To give a synopsis on how the system works, you’re essentially putting the kill switch between the battery and the starter and connecting the alternator output to the on-off function of the kill switch, which is what shuts the car off when you throw the switch. I’ve never had one fail tech at the required 2,000 rpm.
To get started, remove the positive cable from the battery, cut off the battery terminal and feed it through the hole the floor pan above the rear axle. When you do that, you’ll find it’s taped and loomed to the negative cable to the point where it grounds to a subframe. Remove the tape and the loom and separate the two cables. You’ll also have to move some thinner gauge wiring for the backup lights and one device in the evaporative emission system.
With the positive and negative cables separated, you can remove the positive cable and the reverse-light, and emissions wiring from the power plant frame that connects the transmission to the differential. You will remove all the conduit and tape up to the transmission, then unwrap the wiring for the connectors to the transmission. This lets you separate the battery cable from the trans and evaporative system wiring. Remove the tape and conduit to the point where you can get the battery cable and small wires through the hole in the transmission tunnel where the evaporator case drain is.
Before you do that, take a minute to clean the positive battery cable of all grime and tape goo. I used Acetone, which takes no prisoners. I also wrapped the small wires in new conduit where it passes through the interior.
This is where you learn the hole isn’t big enough to get the reverse light and evap wiring connectors through. You’ll need to enlarge it with a step drill to 1 inch. Put the small wiring connectors through before the battery cable. They won’t fit otherwise. I found out the hard way, of course.

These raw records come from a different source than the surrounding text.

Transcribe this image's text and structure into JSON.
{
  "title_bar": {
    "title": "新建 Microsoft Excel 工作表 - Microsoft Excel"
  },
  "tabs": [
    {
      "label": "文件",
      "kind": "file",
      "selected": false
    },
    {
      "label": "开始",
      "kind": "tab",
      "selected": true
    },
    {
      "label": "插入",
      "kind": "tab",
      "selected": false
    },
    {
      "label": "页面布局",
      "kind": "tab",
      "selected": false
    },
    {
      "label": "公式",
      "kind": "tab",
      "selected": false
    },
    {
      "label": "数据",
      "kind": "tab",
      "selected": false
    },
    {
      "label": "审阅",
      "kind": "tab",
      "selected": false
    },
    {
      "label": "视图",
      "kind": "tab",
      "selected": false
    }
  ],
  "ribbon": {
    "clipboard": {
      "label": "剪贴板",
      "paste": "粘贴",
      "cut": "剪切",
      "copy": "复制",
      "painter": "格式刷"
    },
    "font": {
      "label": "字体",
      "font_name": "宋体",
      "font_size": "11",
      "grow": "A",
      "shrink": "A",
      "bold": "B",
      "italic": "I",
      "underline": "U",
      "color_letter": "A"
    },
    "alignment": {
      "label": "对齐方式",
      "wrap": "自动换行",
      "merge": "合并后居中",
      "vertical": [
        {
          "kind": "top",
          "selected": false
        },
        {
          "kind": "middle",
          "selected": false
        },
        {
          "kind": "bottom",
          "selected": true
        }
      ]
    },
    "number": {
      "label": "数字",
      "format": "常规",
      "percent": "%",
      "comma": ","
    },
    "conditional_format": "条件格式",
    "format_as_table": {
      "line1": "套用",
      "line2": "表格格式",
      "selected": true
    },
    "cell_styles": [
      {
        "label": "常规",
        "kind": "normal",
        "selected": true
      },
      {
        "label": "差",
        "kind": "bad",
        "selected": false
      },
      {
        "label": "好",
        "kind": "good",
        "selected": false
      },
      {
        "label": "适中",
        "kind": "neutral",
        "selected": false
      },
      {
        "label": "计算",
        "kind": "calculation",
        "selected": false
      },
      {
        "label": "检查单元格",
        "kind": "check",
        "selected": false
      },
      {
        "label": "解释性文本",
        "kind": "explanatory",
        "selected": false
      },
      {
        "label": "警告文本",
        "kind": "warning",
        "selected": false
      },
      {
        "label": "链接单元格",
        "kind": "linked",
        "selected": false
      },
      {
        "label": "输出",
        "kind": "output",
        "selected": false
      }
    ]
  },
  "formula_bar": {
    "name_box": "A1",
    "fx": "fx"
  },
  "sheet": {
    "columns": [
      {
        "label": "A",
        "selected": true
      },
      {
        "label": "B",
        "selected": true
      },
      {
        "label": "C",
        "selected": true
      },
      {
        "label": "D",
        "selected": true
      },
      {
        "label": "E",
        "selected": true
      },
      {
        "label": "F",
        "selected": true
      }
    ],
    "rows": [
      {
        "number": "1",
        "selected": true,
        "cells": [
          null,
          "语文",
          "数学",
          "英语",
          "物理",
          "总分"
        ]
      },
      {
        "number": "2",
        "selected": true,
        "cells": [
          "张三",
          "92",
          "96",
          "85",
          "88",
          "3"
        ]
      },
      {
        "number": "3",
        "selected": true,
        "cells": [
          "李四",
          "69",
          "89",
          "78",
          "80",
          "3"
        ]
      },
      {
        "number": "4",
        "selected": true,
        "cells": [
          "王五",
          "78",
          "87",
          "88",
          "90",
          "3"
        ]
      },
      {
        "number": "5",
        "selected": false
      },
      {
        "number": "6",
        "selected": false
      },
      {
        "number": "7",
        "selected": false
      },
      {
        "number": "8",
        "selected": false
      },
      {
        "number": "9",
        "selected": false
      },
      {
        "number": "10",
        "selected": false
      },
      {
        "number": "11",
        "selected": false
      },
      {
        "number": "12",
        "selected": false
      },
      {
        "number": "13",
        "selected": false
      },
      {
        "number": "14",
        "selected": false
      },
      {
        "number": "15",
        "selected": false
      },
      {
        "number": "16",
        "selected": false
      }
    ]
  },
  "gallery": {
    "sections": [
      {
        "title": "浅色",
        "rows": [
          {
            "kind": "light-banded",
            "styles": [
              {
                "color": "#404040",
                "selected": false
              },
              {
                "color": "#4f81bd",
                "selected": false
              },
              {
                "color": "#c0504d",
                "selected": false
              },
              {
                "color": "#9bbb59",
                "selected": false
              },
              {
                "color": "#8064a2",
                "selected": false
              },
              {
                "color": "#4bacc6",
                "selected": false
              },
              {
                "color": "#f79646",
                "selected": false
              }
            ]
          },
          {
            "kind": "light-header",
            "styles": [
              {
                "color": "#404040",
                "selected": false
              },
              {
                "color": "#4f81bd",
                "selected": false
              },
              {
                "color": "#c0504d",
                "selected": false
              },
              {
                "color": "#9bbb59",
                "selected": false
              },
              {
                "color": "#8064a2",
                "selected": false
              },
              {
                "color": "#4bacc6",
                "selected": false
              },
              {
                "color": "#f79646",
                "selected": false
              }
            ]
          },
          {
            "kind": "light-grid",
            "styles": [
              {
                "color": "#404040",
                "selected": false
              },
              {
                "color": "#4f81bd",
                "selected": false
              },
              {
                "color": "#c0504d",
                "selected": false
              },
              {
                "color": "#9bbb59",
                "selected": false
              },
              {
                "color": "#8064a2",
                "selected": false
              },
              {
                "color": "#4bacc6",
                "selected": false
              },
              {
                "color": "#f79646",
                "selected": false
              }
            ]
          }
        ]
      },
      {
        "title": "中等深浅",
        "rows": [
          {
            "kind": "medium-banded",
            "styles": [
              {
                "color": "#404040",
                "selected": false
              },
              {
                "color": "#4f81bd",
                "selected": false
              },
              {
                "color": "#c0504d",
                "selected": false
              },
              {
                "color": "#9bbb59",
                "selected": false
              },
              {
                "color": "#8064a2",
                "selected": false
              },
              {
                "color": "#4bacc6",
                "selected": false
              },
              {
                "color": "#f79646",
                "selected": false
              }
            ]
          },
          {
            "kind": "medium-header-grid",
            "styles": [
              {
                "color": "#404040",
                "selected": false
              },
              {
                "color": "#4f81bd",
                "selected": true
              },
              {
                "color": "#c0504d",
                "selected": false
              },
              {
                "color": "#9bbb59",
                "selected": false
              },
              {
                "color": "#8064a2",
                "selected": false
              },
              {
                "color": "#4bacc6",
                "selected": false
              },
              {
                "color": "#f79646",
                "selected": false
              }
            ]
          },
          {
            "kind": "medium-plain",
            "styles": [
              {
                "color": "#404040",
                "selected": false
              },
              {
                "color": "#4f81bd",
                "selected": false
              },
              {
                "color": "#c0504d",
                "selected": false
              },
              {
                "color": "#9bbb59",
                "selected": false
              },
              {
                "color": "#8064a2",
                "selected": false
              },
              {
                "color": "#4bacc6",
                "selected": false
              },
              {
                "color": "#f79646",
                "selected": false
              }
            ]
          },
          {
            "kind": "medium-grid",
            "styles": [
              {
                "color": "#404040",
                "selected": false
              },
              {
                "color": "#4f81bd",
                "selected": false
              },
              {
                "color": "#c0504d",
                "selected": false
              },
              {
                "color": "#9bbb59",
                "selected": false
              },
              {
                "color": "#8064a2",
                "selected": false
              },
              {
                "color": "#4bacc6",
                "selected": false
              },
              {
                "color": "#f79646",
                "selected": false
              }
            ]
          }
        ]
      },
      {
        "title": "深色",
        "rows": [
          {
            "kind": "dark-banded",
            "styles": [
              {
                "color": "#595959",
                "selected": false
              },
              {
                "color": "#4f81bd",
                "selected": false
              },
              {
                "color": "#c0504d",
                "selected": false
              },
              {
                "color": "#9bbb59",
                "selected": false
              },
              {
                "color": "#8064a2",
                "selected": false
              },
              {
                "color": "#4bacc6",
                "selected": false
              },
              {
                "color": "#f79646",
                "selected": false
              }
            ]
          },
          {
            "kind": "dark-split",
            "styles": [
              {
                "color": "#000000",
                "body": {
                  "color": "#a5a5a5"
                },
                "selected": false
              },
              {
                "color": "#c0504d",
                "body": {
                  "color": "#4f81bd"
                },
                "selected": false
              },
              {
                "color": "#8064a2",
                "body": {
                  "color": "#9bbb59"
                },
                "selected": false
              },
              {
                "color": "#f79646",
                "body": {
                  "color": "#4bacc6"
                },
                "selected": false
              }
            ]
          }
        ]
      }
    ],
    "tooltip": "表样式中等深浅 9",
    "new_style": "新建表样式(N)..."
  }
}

Cut one side the evaporator case drain grommet and reinstall it in the hole around the wires to protect them from the hard edge of the hole in the transmission tunnel. You also might be able to push the connectors through the grommet, then reinstall it in the enlarged hole without having to cut it.
Pull the cable and wiring through and route it along the rocker panel and up to the kill switch, which gets mounted on a plate on the roll cage about where the passenger’s shoulder would be. The theory is that the driver and a corner worker can reach it at that location.
You will have extra positive cable, so cut off the excess and crimp on the copper lug that comes with the kit. That attaches to one side of the kill switch.
The Advanced kit comes with a new positive battery cable that leads down from the other terminal on the kill switch and is routed rearward to the battery in the trunk. It also comes with a length of red wire that goes from that post on the kill switch to the post on the alternator, the one attached with the 12 mm nut.
The existing connector on the post on the alternator, which is a white wire, gets separated from the other alternator connector so you can run it to the battery terminal on the starter.
Separating the alternator wiring is, well, a PITA, but you have to separate them because one will go back to the starter and the other is the multiwire connector that plugs into the alternator. The factory loom is held on with electrical tape but there’s also a black plastic loom that needs to be cut off so the harness can be routed in different directions. It’s difficult, so take extra care not to damage the insulation on the wires. I used scissors rather than an open blade.
You’ll need to cut off the eyelet that connected the white wire to the alternator and crimp or solder on the supplied eyelet that fits over the positive post on the starter.
That describes the essence of the job, but for the gritty details, refer to the photos and captions.